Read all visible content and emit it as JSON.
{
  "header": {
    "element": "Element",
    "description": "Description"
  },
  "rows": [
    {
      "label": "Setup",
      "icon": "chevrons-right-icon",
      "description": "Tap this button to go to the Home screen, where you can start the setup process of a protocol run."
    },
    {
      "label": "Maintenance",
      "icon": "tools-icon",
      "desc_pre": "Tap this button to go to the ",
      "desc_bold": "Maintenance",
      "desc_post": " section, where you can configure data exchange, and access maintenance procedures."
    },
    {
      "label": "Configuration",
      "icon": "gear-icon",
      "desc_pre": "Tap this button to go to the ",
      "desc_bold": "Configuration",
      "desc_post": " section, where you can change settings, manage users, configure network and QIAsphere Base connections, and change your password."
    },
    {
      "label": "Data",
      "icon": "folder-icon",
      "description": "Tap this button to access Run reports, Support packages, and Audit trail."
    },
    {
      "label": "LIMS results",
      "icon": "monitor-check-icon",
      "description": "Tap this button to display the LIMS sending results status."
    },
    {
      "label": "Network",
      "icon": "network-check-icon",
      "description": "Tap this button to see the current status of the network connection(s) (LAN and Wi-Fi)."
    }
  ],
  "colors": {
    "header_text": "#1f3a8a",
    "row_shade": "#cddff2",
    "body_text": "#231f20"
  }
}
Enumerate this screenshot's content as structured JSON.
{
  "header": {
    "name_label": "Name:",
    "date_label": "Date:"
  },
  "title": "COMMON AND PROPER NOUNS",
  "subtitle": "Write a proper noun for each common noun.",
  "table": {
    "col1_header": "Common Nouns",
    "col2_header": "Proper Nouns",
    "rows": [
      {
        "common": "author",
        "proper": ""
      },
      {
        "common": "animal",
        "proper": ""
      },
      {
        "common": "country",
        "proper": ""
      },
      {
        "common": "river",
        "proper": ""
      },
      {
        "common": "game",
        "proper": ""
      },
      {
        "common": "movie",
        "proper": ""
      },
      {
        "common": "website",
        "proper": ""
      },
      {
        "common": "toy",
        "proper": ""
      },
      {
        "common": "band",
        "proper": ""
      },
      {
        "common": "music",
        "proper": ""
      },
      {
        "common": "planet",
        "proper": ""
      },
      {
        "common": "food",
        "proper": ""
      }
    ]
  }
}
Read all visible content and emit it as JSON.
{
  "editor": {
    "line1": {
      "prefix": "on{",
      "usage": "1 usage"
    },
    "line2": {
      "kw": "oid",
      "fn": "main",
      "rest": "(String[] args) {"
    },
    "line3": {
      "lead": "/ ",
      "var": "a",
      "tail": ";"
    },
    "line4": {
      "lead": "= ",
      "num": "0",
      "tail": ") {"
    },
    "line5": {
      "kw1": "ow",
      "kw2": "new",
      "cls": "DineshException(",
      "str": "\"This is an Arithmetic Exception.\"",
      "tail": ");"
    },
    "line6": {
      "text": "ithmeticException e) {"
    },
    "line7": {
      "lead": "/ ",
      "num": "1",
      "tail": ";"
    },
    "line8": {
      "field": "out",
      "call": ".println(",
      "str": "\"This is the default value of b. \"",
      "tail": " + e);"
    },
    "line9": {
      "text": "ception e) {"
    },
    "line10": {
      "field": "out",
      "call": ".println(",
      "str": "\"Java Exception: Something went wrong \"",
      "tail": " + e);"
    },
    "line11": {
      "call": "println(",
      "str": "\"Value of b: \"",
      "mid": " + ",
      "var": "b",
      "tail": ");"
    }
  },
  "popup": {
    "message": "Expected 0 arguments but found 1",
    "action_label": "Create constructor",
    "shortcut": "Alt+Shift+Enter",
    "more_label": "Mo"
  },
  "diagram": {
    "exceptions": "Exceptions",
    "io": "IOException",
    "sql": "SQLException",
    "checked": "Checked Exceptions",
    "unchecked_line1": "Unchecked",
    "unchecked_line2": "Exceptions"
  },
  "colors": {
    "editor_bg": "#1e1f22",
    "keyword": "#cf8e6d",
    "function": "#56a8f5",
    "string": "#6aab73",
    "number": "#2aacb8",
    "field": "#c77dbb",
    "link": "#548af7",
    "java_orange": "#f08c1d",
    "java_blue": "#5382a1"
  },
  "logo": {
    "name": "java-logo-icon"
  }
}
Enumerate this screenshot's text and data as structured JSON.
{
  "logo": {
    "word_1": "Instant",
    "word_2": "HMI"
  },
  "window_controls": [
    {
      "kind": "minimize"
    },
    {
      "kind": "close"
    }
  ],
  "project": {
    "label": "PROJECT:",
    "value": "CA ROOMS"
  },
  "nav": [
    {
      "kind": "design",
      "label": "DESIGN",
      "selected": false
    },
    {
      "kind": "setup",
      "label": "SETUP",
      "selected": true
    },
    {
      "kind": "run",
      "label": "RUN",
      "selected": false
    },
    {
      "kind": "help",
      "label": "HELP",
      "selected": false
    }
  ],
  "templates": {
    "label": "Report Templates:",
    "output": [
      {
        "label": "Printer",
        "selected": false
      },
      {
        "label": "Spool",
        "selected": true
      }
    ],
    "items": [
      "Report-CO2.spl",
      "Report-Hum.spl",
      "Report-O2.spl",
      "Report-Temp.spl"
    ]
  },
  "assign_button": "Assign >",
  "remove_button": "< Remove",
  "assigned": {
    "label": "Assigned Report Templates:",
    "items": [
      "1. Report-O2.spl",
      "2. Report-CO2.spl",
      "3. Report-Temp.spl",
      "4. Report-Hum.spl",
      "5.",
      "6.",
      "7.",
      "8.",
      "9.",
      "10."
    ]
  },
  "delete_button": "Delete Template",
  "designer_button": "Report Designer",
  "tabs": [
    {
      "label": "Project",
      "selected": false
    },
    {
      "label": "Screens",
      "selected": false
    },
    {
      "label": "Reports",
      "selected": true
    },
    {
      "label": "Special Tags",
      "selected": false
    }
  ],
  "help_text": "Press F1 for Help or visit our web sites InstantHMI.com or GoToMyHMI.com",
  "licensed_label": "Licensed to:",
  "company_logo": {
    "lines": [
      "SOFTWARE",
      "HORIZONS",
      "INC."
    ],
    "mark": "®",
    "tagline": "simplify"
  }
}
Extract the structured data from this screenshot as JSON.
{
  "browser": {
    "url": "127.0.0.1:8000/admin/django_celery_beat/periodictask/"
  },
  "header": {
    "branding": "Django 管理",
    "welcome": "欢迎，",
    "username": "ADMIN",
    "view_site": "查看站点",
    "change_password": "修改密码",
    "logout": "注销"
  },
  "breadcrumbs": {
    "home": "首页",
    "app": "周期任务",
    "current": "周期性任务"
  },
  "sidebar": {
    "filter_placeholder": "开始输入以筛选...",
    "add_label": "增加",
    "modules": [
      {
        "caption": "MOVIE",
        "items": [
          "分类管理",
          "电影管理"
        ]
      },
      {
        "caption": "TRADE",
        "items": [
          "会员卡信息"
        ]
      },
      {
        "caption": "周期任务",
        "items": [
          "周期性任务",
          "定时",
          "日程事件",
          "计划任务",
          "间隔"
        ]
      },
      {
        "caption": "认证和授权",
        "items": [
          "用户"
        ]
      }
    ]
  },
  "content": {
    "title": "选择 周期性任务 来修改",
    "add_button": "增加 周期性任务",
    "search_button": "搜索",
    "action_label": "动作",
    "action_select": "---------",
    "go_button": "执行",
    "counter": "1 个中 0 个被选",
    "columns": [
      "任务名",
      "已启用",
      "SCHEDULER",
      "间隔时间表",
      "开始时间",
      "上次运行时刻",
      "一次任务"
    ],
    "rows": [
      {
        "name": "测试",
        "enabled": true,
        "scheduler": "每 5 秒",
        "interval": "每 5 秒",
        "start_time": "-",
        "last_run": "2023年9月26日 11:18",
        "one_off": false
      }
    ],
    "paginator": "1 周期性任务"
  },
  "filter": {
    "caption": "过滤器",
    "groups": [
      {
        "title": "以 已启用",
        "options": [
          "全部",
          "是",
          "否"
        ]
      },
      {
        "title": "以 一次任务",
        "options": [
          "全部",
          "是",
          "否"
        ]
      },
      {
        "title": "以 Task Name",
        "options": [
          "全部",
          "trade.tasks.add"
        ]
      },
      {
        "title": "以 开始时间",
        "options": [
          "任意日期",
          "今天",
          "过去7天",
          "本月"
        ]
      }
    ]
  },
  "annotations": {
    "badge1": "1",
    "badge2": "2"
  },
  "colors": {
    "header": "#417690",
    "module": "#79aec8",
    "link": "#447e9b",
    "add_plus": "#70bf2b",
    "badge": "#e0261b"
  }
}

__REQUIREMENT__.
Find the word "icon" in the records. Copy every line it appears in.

__ANSWER TO THE PROBLEM__.
      "icon": "chevrons-right-icon",
      "icon": "tools-icon",
      "icon": "gear-icon",
      "icon": "folder-icon",
      "icon": "monitor-check-icon",
      "icon": "network-check-icon",
    "name": "java-logo-icon"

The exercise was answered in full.